Friday, April 10, 2020

Forgotten Books: Ride For Texas - William Heuman

Despite the excellent Frank McCarthy painting and the cover copy, William Heuman’s 1954 Gold Medal novel RIDE FOR TEXAS is not a Western. Rather, it’s a historical novel, set in 1835 and opening on the Mississippi River, as Joel Barnett, a fledgling lawyer from Kentucky, and two of his friends are on their way to New Orleans on a flatboat. Joel intends to set up a legal practice there.

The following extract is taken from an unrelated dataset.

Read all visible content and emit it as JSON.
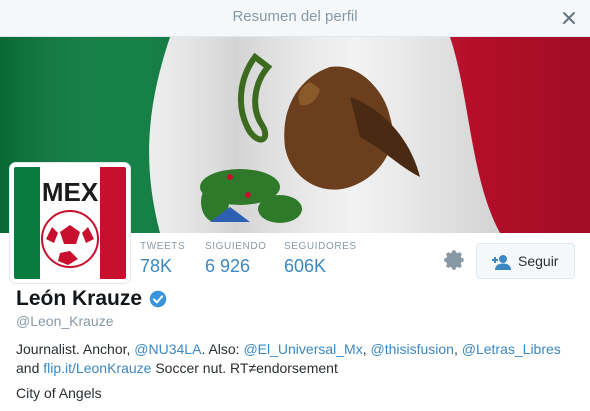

Then a sternwheeler riverboat roars past them, almost swamping them, but as the boat heads on downriver, Joel notices someone floundering around in the water and figures one of the riverboat’s passengers has fallen off. He jumps in to rescue the person, of course, and in what probably won’t be a surprise to many readers, that passenger turns out to be a beautiful young woman. Joel quickly figures out, as well, that she didn’t fall off accidentally but jumped instead, hoping to reach the flatboat, because she’s in danger.

Before you know it, Joel and his sidekicks are helping the girl fend off a kidnapping attempt in New Orleans, after which they promise to help her get back to her home in Texas, which is still part of Mexico at this time, although revolution is brewing there because of the dictator Santa Anna’s mistreatment of the American colonists who have settled Texas. There’ll be a lot of danger and double-crosses and battles before they can reunite the girl with her father, though.

If you don’t go into RIDE FOR TEXAS expecting a high degree of historical and geographical accuracy, you can appreciate this book for what it is: a rousing, fast-paced adventure novel. Heuman’s knowledge of Texas seems to be about on the same level as that of a B-Western movie, but he can sure spin an entertaining yarn, a talent honed during a couple of decades as one of the top contributors to the Western pulps. I really enjoyed this book. Joel Barnett is a very likable protagonist, as are his friends and allies. The battle scenes set in San Antonio, as the Texans try to drive General Cos’s army out of the city, are excellent and probably the most historically accurate part of the novel. The ending is a bit downbeat because we all know what’s going to happen next, but on the other hand, we don’t know what the fate of these particular characters will be, so there’s that bit of optimism.

The best pulp novels centered around the Texas Revolution that I’ve read are BOWIE KNIFE and TEXAS SHALL BE FREE!, both by H. Bedford-Jones, originally serialized in ARGOSY and reprinted in recent years by Altus Press. However, RIDE FOR TEXAS is well worth reading if you ever come across a copy of the original Gold Medal edition, which is likely the only one there’ll ever be.


Richard Moore said...

Like William Campbell Gault, Heuman turned out many juvenile sports novels for Dodd Mead during the 1960s with a western or two (Buffalo Soldier 1969) thrown in. I didn't know this until I looked him up in TWENTIETH CENTURY WESTERN WRITERS Second Edition a reference I turn to often.

sumner_wilson said...

What was the length of the book? Damme, I hate to get fooled. That cover artist no matter how great didn't read the book or even a short description of it. He drew the cover so readers would think they were buying a western. These old Gold Medal books had a great short synopsis right after you open the book, so if the shopper wanted to he could see what he was buying. All the same, sometimes a book cover does sell books.

How often do you post on your blog, and are they always on ol'-time westerns?

Thanks for posting.

Sumner Wilson